Students work as essential workers during pandemic

Oliver Cary, Staff Reporter

Infographic by Oliver Cary

During these unprecedented times, businesses are deemed able to stay open based on whether they are essential or not. Some of the essential workers working in those businesses during this pandemic are also students at our school. According to Fox News, an essential worker is someone that performs work involving the safety of human life and the protection of property, whether that be on the front lines or behind the register.

Senior Sydney Bragalone, who works at Portillo’s Hot Dogs, spoke about the new precautions implemented within the pandemic work environment. Though things are different, many employees have adapted and overcome the challenges that working more carefully has brought.

“All our employees must be wearing masks,” Bragalone said. “Even if you don’t directly interact with customers, like many other fast-food chains. We have been closed off other than the drive-thru for customers. Our managers remind us every hour to wash our hands to [further] lessen the spread of germs.”

Putting safety as the number one priority means limiting the amount of time someone is around others, especially for fast-food employees such as Bragalone. Even with the additional provisions to aid in keeping every worker safe, limitations of human contact are still necessary. 

“Before the pandemic, I could work 3-4 times a week, and now with reduced hours for everyone, I’m lucky to have two shifts in one week,” Bragalone said. “I also used to work as a cashier, and now I’m needed to help in the drive-thru, something I wasn’t originally set to do.”

Bragalone is not alone in needing to learn and do new things in order to complete changes in working tasks. Another student, senior Maggie Moran, is currently employed at Chick-Fil-A, which almost mirrors Portillo’s precautions.

“The workplace looks more cautious and aware,” Moran said. “We are constantly changing our gloves and washing our hands, and every team member is required to wear a mask at all times. We are strongly encouraged to stand six feet apart from all customers and even coworkers.”

Both Bragalone and Moran have felt the pressure that this “new normal” has brought to us, but like we are all able to, they adapted. Bragalone, for example, started not long ago and immediately had to change her mindset and skills to fit these extraordinary times.

“I started working at this job in January,” Bragalone said. “But, just a couple weeks after I got trained and adjusted to the job, my role changed as an employee, and I had to readjust to fit into this new dynamic.” 

As the drive-thrus get busier, those at home seem to get less occupied and increasingly more bored. During quarantine, we all may get a case of cabin fever, and Moran is no different. She has been an employee of Chick-Fil-A since last April, and she said that being able to get out of the house and work is excellent because it’s something to do to keep you busy – besides distance learning school.

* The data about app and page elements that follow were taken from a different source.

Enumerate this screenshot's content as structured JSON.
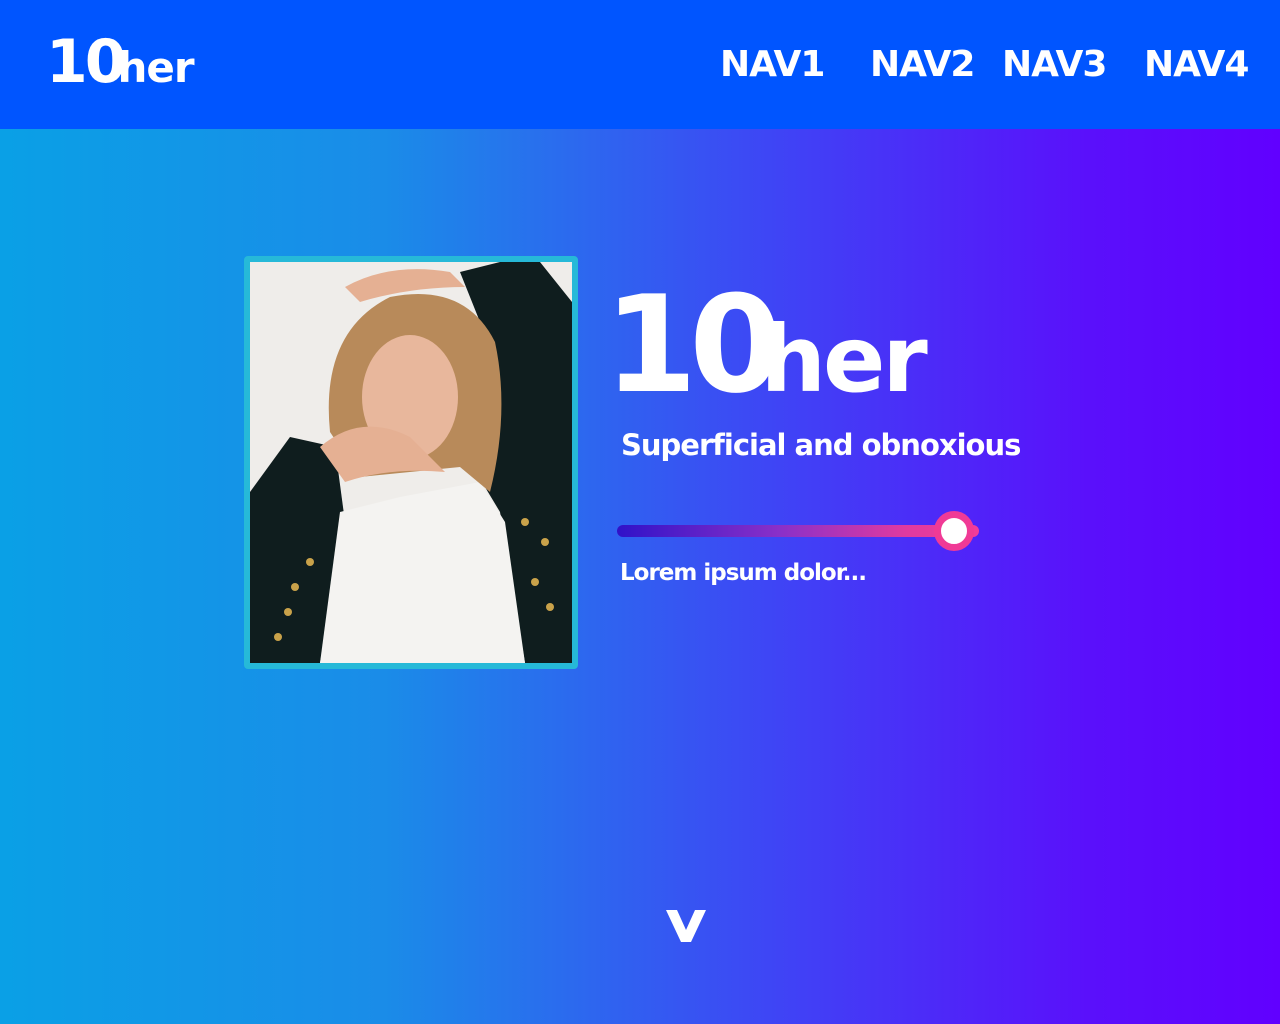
{
  "header": {
    "logo": {
      "primary": "10",
      "secondary": "her"
    },
    "nav": [
      {
        "label": "NAV1"
      },
      {
        "label": "NAV2"
      },
      {
        "label": "NAV3"
      },
      {
        "label": "NAV4"
      }
    ],
    "background_color": "#0055ff"
  },
  "hero": {
    "photo_alt": "woman-in-black-jacket-photo",
    "title": {
      "primary": "10",
      "secondary": "her"
    },
    "tagline": "Superficial and obnoxious",
    "slider": {
      "value_fraction": 0.93
    },
    "caption": "Lorem ipsum dolor..."
  },
  "scroll_icon": "chevron-down-icon",
  "colors": {
    "gradient_start": "#0aa0e6",
    "gradient_end": "#6100ff",
    "frame_border": "#26b9d8",
    "slider_accent": "#f03a96"
  }
}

However, the changes that the pandemic has brought go further than fast-food restaurants and homes of the workers. Many, including Bragalone, ponder and reflect on why they are working during these times.

“I’m working as an essential worker because next semester, in college, I’m going to need money to pay for tuition, housing, and other costs that come with school,” Bragalone said. “I worked before the pandemic changed the world. My other option was unpaid leave. I figured by staying working, I could kill two birds with one stone by continuing to get at least some money saved up for my near future but also having an opportunity to get fresh air from a family I now get to see all day, every day.”